The Thought That Counts
State Sen. Bruce Dammeier, R-Puyallup.
State Sen. Bruce Dammeier, R-Puyallup.
State Sen. Bruce Dammeier, R-Puyallup, says the Democratic implementation timetable offers a few good ideas – though the tax plan certainly has its weaknesses, and any thought of passing a brand-new tax bill in the current legislative session is a non-starter. “Sixteen days before the end of the session seems a little late to offer anything that can get meaningful consideration. The fact that they have tried now the same tax exemptions that have been brought out every year, and which the Legislature clearly doesn’t have an appetite to close, or to repeal, is kind of frustrating.
“The fact that they are opening compensation up I think is a constructive addition – I think that is certainly something that we need to resolve, and we need to do it certainly before 2018, ideally in the next couple of years, so the fact that they are bringing that up I think is important.”
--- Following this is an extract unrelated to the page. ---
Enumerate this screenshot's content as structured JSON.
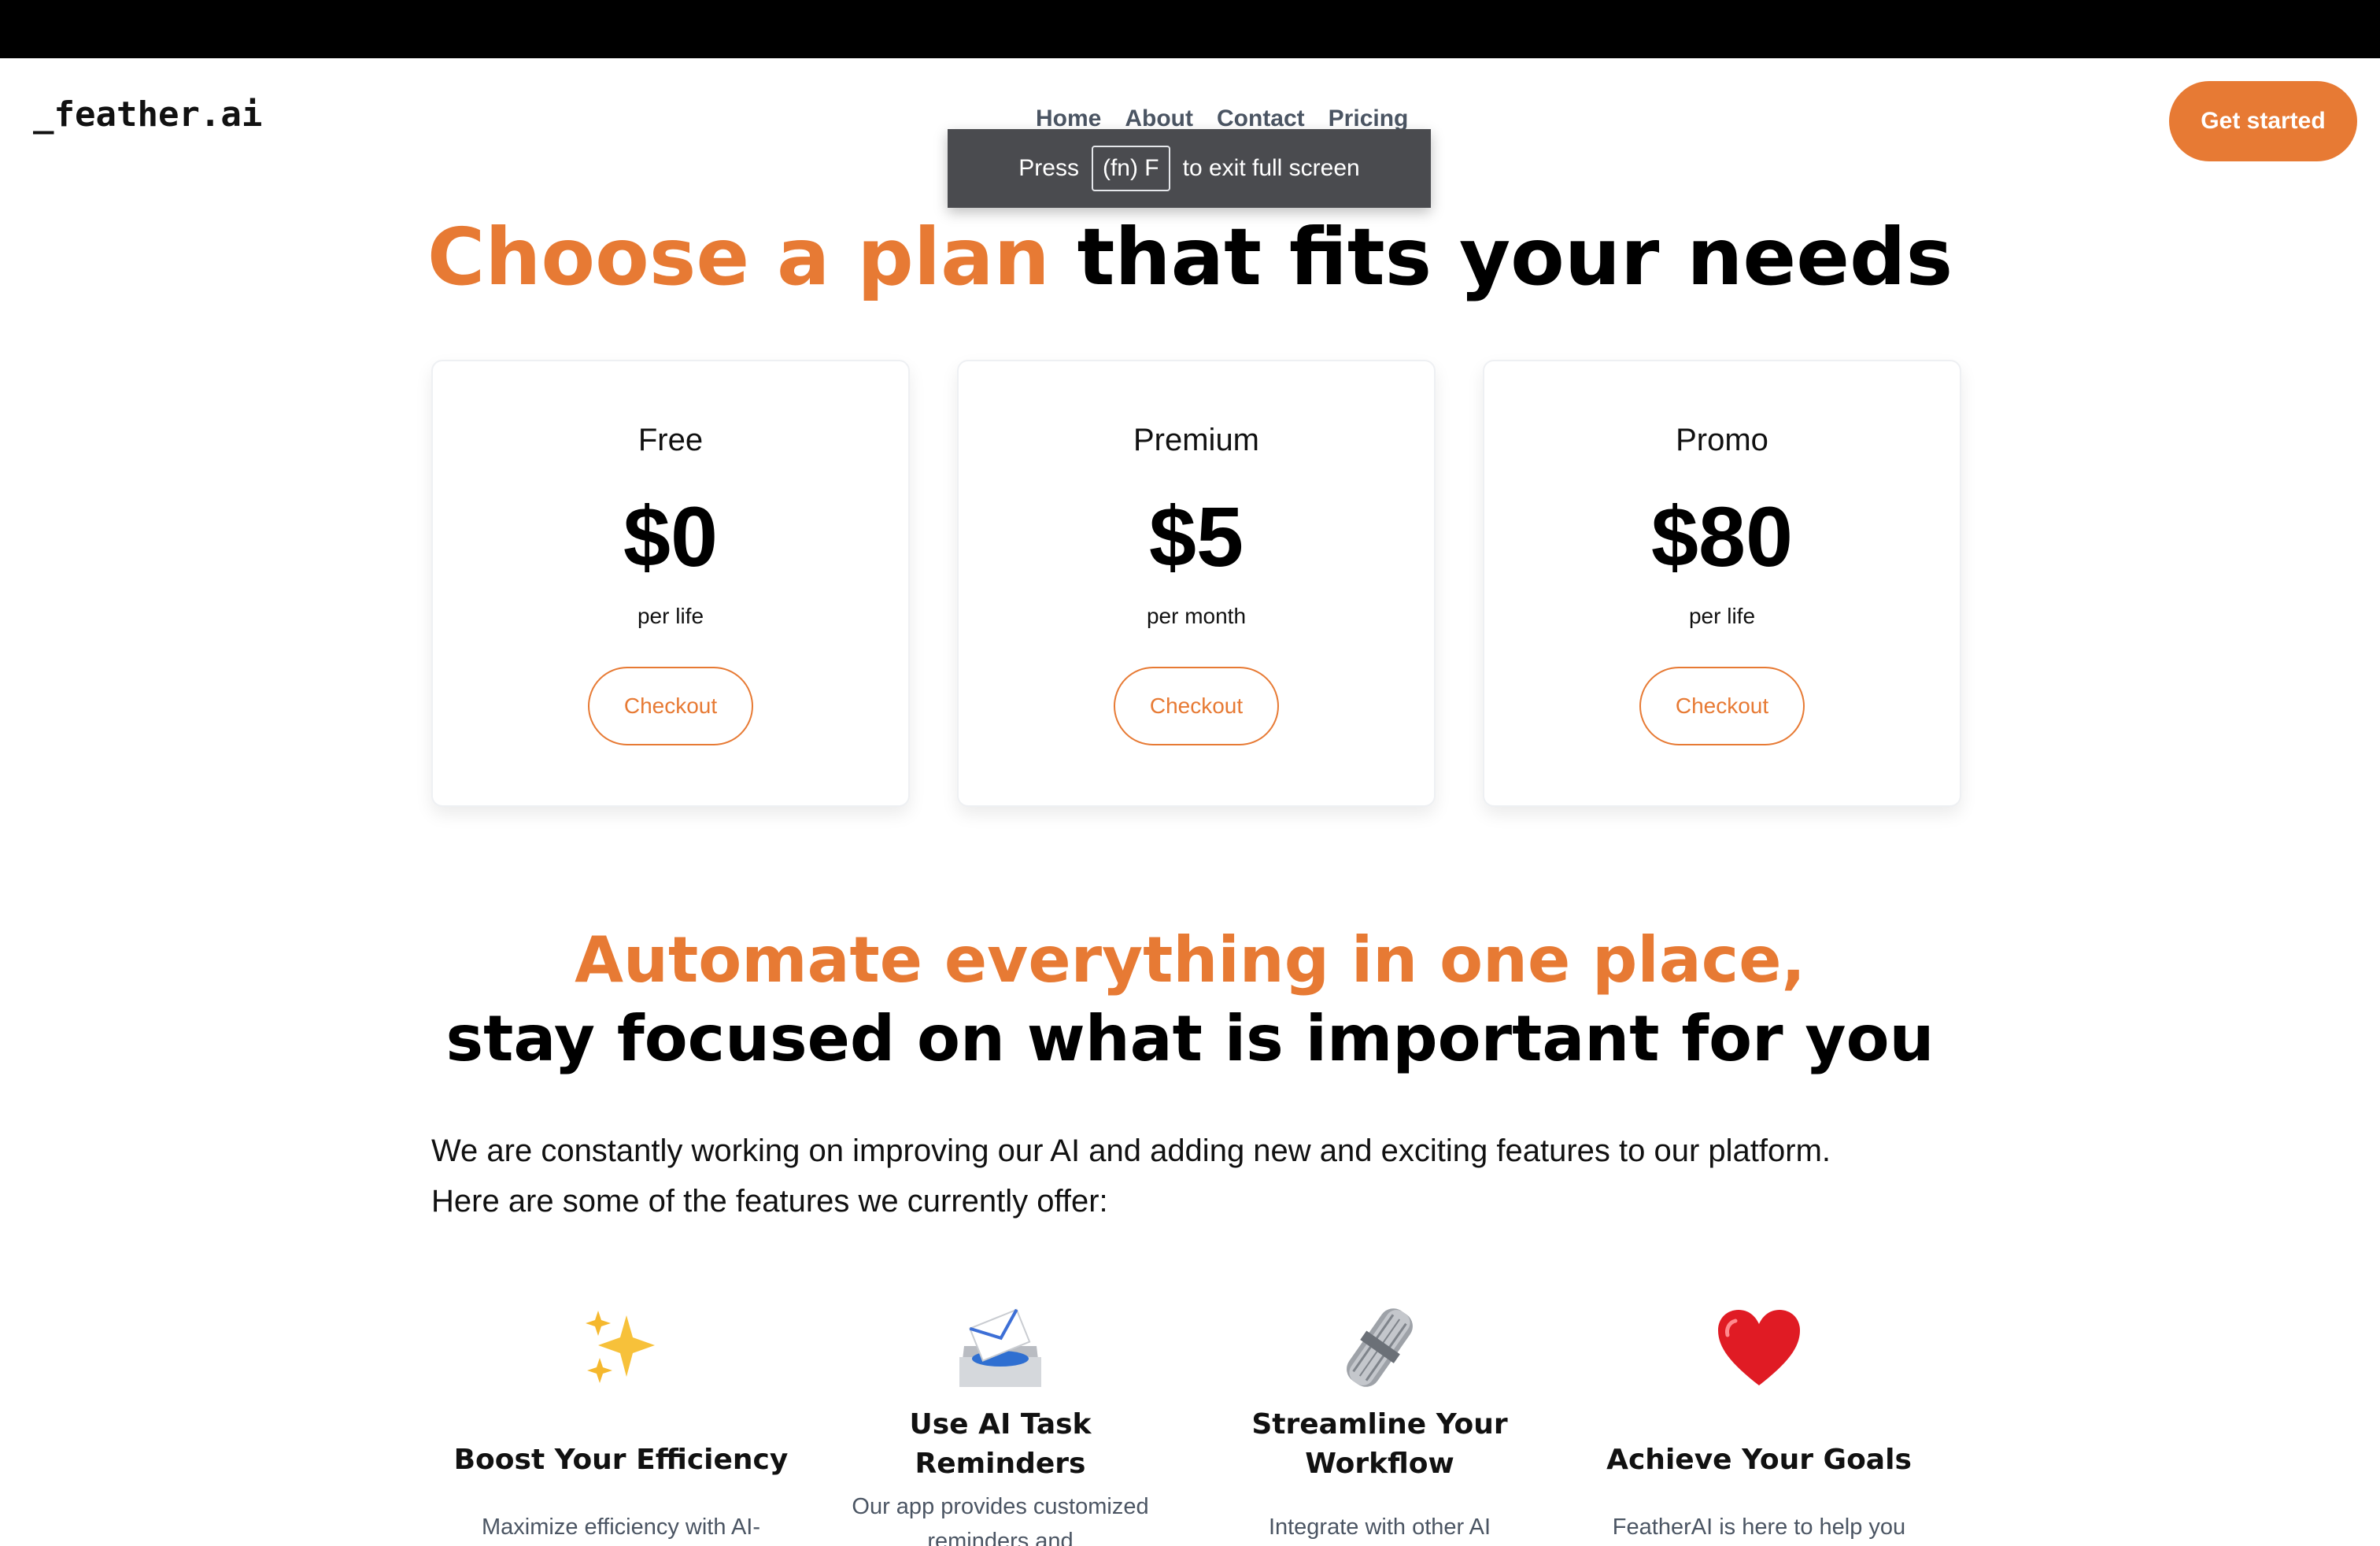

Dammeier says ideas will be emerging soon from the Majority Coalition Caucus – though it is a little soon to tell how lawmakers will ultimately respond to the Supreme Court’s demand. “I’m glad they are putting something on the table,” he says. “It’s a little late and it’s a little complex for the short session, but it is nice to have something out there.”
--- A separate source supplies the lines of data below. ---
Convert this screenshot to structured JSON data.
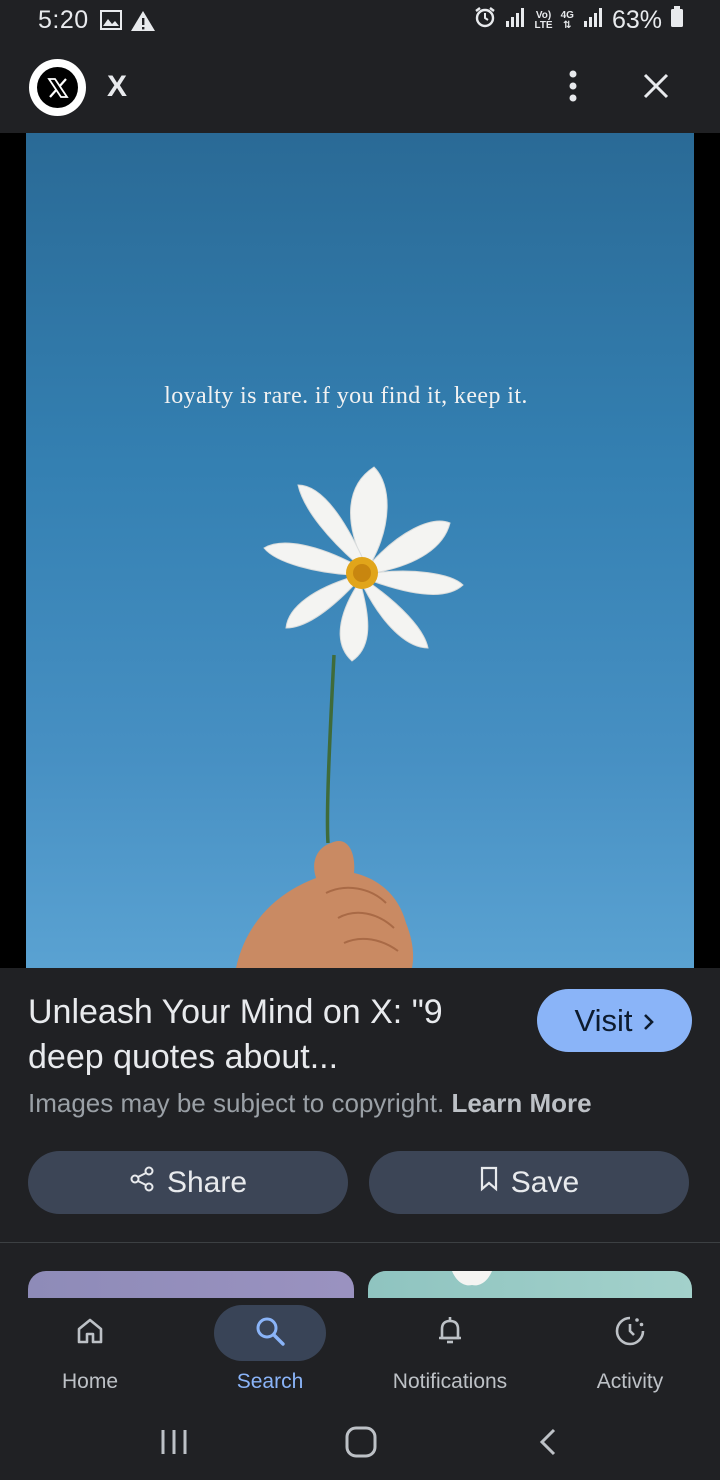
{
  "status_bar": {
    "time": "5:20",
    "network_volte": "Vo)",
    "network_lte": "LTE",
    "network_4g": "4G",
    "battery": "63%"
  },
  "app_bar": {
    "title": "X",
    "logo_icon": "x-logo-icon",
    "more_icon": "more-vert-icon",
    "close_icon": "close-icon"
  },
  "image": {
    "quote": "loyalty is rare. if you find it, keep it.",
    "lens_icon": "google-lens-icon"
  },
  "result": {
    "title": "Unleash Your Mind on X: \"9 deep quotes about...",
    "visit_label": "Visit",
    "copyright_text": "Images may be subject to copyright.",
    "learn_more": "Learn More",
    "share_label": "Share",
    "save_label": "Save"
  },
  "bottom_nav": {
    "items": [
      {
        "label": "Home",
        "icon": "home-icon",
        "active": false
      },
      {
        "label": "Search",
        "icon": "search-icon",
        "active": true
      },
      {
        "label": "Notifications",
        "icon": "bell-icon",
        "active": false
      },
      {
        "label": "Activity",
        "icon": "activity-icon",
        "active": false
      }
    ]
  },
  "colors": {
    "background": "#202124",
    "accent": "#8ab4f8",
    "button_bg": "#3c4556",
    "sky_top": "#2a6a96",
    "sky_bottom": "#5aa2d2"
  }
}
One thing worth noting: The Senate Democrats aren’t ready to climb aboard yet on the idea of the “levy swap,” which would essentially require the state to pick up some responsibilities that currently are picked up by local school levies, and increase the state property tax levy accordingly. All depends on how the program would be implemented, but in round numbers, it might get the state $1 billion toward the goal. One potential hitch: Property taxes would go up in property-rich areas like the urban Puget Sound area, and down in property-poor districts in smaller towns and rural areas. Gov. Inslee opposed the idea during the 2012 campaign after Republican candidate Rob McKenna came out in favor. Little has been heard of the idea since. “I think it is premature to get into that directly today,” Frockt said. “That is obviously a controversial subject, but I think in the long run we are going to have to have something in levy obligation reform, and it is going to require coordination and cooperation with both parties to get it done. So with this package, we are hoping to get some engagement from the other side. Let’s engage in this and see if we can put together a plan by the April 30 deadline.”